*** SUPPLIED DATA ***
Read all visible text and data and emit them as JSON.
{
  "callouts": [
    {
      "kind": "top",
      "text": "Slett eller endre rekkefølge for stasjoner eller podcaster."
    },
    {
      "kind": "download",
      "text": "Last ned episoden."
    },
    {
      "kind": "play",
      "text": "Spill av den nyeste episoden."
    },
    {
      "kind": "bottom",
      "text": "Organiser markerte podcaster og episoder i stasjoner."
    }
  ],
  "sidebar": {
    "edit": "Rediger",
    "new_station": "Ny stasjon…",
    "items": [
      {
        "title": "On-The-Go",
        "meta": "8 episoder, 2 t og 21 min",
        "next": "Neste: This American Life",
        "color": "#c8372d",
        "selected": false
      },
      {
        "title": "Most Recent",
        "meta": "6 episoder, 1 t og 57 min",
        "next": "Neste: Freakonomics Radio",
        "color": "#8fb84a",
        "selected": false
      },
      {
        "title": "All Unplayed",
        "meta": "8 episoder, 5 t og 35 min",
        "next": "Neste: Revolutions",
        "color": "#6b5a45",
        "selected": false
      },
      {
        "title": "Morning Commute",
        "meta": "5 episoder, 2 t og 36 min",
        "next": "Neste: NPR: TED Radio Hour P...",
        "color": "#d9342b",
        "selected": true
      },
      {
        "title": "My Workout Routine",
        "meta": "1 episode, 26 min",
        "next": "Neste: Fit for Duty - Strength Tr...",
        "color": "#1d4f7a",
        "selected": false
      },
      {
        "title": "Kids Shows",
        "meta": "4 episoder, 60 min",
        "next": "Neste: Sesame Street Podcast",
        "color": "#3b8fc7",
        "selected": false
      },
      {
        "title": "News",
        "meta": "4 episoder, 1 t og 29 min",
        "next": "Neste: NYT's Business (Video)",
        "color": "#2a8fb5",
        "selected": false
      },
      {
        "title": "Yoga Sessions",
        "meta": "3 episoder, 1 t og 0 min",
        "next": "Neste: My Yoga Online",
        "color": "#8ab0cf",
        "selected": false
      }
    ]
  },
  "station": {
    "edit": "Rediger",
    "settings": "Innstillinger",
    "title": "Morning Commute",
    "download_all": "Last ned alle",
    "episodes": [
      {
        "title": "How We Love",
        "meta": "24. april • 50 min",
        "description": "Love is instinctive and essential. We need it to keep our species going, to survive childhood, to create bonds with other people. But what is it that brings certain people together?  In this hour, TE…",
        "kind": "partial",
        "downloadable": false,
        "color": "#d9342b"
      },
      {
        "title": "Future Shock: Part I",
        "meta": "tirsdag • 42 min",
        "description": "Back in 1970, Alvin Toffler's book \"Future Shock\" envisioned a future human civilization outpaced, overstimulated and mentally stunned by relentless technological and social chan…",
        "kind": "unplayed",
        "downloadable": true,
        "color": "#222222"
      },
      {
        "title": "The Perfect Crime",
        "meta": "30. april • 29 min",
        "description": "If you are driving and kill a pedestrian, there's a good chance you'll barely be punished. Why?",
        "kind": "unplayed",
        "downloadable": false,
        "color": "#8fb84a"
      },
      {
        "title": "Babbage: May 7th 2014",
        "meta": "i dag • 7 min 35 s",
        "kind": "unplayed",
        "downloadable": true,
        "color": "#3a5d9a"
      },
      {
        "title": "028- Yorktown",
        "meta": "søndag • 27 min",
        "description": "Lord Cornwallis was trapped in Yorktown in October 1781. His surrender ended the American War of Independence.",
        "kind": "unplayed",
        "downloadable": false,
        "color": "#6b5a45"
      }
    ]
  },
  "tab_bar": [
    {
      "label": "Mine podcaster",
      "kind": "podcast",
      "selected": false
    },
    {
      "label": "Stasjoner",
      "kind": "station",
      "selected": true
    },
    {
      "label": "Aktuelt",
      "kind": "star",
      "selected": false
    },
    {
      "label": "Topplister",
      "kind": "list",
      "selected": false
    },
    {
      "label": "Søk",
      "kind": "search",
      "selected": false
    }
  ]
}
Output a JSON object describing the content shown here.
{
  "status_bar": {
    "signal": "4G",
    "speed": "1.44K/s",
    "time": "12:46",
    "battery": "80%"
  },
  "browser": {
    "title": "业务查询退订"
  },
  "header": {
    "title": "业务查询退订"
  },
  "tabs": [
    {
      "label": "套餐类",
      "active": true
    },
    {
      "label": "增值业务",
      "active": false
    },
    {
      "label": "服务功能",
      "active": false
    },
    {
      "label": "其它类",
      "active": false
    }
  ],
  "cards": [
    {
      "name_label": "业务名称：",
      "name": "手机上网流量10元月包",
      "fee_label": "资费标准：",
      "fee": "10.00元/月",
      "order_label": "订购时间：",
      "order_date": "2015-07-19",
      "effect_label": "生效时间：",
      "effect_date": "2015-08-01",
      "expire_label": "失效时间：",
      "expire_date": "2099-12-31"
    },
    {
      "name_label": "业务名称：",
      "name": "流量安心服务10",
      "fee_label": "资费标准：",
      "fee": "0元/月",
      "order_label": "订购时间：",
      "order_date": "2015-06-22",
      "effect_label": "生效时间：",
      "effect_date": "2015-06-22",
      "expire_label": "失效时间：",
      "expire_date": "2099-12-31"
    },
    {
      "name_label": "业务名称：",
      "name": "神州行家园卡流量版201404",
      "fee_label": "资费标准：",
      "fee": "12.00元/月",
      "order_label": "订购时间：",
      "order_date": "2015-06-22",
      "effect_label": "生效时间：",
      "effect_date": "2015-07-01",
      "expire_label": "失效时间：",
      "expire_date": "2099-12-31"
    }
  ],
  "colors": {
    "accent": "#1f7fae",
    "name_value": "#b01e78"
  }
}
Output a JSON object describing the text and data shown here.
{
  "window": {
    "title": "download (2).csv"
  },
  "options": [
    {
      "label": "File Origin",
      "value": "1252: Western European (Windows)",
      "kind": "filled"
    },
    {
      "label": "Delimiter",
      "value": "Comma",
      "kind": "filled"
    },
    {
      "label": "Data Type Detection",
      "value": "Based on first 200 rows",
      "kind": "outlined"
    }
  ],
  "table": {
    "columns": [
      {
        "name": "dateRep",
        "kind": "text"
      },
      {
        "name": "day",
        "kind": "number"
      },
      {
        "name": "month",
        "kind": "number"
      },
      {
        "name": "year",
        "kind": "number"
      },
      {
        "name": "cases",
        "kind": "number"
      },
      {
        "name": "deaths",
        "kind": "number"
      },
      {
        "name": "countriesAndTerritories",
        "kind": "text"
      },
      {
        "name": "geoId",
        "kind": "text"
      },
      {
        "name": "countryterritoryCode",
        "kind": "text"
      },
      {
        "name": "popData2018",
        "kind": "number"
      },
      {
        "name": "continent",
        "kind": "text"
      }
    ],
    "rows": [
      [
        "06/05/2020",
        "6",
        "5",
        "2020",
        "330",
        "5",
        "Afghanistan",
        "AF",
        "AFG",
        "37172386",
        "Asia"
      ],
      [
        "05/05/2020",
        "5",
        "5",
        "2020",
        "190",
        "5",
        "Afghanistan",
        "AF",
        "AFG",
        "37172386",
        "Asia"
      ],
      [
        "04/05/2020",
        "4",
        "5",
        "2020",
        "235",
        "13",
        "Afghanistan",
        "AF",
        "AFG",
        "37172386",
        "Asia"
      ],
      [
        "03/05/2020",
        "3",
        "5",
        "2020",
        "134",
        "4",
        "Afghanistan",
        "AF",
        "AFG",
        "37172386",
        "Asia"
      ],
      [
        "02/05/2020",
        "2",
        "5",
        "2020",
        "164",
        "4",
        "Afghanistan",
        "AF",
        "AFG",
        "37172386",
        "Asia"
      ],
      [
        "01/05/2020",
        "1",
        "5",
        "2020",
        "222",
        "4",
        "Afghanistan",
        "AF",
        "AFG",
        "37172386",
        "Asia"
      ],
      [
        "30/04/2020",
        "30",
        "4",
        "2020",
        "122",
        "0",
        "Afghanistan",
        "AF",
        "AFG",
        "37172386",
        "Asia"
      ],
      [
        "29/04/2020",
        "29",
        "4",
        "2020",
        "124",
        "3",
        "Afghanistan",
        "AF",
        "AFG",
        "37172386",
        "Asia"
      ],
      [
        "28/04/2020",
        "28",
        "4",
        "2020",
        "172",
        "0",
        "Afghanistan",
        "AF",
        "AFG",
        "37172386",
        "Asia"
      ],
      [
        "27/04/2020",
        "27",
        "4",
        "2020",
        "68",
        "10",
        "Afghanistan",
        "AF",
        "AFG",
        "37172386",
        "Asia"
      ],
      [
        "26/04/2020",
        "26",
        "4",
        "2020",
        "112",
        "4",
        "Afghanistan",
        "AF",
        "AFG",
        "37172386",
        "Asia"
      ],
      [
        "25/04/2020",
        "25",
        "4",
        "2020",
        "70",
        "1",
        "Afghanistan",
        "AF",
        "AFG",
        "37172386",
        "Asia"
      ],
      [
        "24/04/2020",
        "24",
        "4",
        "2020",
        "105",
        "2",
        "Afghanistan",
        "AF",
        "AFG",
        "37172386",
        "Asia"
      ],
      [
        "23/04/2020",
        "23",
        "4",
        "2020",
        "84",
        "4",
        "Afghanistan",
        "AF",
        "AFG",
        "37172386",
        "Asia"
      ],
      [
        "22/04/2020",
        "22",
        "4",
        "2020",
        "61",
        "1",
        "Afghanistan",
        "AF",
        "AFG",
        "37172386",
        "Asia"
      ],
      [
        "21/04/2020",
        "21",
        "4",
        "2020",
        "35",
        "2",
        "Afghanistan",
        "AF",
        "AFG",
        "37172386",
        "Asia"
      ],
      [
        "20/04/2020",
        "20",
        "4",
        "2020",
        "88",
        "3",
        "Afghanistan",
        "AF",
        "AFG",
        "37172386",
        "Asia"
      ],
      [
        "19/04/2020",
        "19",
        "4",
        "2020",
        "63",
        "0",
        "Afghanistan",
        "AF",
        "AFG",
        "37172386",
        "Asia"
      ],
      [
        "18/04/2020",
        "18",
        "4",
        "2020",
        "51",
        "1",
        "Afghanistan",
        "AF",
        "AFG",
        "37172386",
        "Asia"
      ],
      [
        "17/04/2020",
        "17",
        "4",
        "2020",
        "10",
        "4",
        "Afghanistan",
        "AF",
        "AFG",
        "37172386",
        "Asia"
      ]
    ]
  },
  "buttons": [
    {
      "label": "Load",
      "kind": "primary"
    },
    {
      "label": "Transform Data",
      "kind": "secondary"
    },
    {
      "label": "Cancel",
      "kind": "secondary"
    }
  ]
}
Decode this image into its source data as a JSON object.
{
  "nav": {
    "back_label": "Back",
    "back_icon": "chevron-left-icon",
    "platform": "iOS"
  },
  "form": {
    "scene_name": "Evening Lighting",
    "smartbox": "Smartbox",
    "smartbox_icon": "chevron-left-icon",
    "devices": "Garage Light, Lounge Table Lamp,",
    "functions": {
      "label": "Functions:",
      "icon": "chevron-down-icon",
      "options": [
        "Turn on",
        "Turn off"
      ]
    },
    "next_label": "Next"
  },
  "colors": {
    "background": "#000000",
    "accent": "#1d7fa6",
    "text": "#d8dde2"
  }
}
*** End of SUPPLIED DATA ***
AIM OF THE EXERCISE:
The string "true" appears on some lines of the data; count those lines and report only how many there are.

SOLUTION TO THE PROBLEM:
5